The first track on Roberto Fonseca’s 2001 breakthrough album ‘No Limit’ was dedicated to Yemaya, the Afro-Cuban saint of the deep ocean. Both the track and album were pointers to a musical journey combining a dedication to his roots alongside an unceasing quest to break down barriers through his music.
Fonseca, a Havana based Cuban jazz pianist, composer and bandleader, is a prodigious musician whose development through the superb music colleges in Cuba aided him in achieving great success across the world for his inspiring playing.
He has a string of albums to his name, which by turns have explored Brazilian, North African and European classical styles, as well as celebrating the US jazz of John Coltrane and McCoy Tyner. Alongside this, Fonseca always has his finger on the pulse of the greatest Cuban music. It is often forgotten , given his great success as a solo artist, that Fonseca took over the piano chair on the Buena Vista Social Club tour in 2001, and was chosen to tour and record with classic Cuban singers Ibrahim Ferrer and Omara Portuondo as a young player.
This combination has resulted in music that is truly Cuban: his previous album ‘YO’, (‘Me’) was especially generous, open and inclusive, encouraging us as listeners to participate in his journey and ask the same questions of ourselves as he asks of himself.
Fonseca’s new album ‘Yesun’ (a word invented by Fonseca as a blend of the two African deities Yemaya and Ochun) delves deep into the world of the Afro-Cuban life force. Nowhere is this better epitomised than in the gripping track ‘Aggua’ which marries classical playing with the deeply flowing rhythms of Cuban rumba and son.
The opening track ‘La Llamada’ (‘The Call’) is a deceptively simple small ensemble piece giving ample room for Fonseca to demonstrate his confident playing around a ghostly female vocal.
The album also travels via funky jazz (‘Vivo’), Mambo (‘Mambo Pa’ la Nina’), soul and hip hop (‘Cadenas’ which features the Cuban rapper Danay Suarez) and even the old tango style that was unique to Cuba (‘Kachuka’), which features superb trumpet playing by Lebanese artist Ibrahim Maalouf.
Fonseca claims that Yesun is “the album I’ve always wanted to make – all my influences are here. All the sounds and vibes that make me who I am”. Yesun is a fantastic testament to his talent and a wonderful addition to any Cuban music fan’s collection.

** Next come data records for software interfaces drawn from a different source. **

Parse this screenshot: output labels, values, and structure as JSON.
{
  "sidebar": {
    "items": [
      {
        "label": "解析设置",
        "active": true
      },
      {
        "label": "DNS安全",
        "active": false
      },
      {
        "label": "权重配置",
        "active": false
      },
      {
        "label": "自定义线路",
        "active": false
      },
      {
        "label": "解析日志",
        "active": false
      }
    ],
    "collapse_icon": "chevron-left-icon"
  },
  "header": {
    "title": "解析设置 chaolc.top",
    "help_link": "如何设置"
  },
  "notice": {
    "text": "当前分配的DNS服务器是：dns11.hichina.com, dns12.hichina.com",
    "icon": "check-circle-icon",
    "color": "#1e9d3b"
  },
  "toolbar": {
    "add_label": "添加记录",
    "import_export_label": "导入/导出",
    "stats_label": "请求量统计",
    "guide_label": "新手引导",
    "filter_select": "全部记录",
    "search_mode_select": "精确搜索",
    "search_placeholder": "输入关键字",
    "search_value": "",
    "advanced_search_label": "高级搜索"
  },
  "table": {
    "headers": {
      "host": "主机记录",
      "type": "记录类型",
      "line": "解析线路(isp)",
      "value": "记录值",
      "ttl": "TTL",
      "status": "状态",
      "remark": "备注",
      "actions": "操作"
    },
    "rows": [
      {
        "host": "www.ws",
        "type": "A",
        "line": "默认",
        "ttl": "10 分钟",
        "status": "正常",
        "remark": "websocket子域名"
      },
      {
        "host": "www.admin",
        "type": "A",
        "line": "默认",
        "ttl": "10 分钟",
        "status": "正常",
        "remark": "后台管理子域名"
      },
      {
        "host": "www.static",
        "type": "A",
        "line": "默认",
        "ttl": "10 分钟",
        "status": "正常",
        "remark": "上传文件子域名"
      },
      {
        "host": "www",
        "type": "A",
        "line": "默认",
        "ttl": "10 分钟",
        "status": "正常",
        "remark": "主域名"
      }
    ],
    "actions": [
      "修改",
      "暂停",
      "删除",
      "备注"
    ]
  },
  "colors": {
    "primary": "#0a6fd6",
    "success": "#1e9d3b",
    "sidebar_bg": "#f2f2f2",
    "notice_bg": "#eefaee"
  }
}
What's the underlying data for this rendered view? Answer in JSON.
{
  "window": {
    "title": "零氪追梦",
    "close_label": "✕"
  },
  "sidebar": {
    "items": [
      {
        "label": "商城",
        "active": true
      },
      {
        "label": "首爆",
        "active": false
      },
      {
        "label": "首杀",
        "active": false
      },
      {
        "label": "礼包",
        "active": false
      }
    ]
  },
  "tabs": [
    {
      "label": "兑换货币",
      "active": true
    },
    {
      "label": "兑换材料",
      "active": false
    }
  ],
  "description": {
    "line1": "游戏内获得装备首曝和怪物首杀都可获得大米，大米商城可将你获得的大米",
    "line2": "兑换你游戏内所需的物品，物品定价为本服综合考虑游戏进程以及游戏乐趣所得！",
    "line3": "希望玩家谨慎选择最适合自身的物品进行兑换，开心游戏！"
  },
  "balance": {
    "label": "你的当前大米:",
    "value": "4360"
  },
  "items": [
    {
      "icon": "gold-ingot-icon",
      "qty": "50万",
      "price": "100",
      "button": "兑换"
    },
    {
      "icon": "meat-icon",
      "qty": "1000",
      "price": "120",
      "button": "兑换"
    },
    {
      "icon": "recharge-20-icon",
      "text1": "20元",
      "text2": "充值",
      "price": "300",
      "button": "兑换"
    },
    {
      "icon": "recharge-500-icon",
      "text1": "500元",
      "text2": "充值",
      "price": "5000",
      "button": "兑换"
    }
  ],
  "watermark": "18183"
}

Dave Willetts for CubaSi magazine Winter 19/20
Watch the video of the track ‘Aggua’ here